## ACTIVITY
Copy out each line featuring the string "icon" from the entries beneath.
GIVEN ENTRIES START
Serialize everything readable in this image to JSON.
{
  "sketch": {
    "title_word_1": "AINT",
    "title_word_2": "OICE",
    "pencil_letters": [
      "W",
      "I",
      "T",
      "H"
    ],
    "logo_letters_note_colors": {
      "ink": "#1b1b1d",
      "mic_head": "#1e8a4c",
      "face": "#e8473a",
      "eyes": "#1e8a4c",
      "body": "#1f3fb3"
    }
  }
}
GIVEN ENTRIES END
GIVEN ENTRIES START
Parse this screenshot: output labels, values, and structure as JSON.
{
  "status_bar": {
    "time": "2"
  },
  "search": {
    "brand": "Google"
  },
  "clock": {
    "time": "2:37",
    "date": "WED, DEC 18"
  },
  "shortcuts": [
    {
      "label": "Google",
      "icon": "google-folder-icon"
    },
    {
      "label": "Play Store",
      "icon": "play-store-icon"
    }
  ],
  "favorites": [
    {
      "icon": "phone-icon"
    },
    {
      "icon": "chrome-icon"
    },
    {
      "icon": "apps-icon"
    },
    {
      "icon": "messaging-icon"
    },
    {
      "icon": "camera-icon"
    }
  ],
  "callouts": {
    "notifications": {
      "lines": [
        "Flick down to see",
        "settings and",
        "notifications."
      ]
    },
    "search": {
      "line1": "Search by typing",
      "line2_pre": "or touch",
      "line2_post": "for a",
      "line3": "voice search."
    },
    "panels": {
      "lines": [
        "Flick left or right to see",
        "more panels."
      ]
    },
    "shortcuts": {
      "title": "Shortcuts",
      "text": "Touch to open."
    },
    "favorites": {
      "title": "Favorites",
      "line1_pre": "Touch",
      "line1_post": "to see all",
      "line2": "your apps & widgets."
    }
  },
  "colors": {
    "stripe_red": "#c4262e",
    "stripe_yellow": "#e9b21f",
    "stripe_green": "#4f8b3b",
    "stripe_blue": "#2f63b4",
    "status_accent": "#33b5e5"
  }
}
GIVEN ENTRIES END
## WRITTEN RESPONSE
      "icon": "google-folder-icon"
      "icon": "play-store-icon"
      "icon": "phone-icon"
      "icon": "chrome-icon"
      "icon": "apps-icon"
      "icon": "messaging-icon"
      "icon": "camera-icon"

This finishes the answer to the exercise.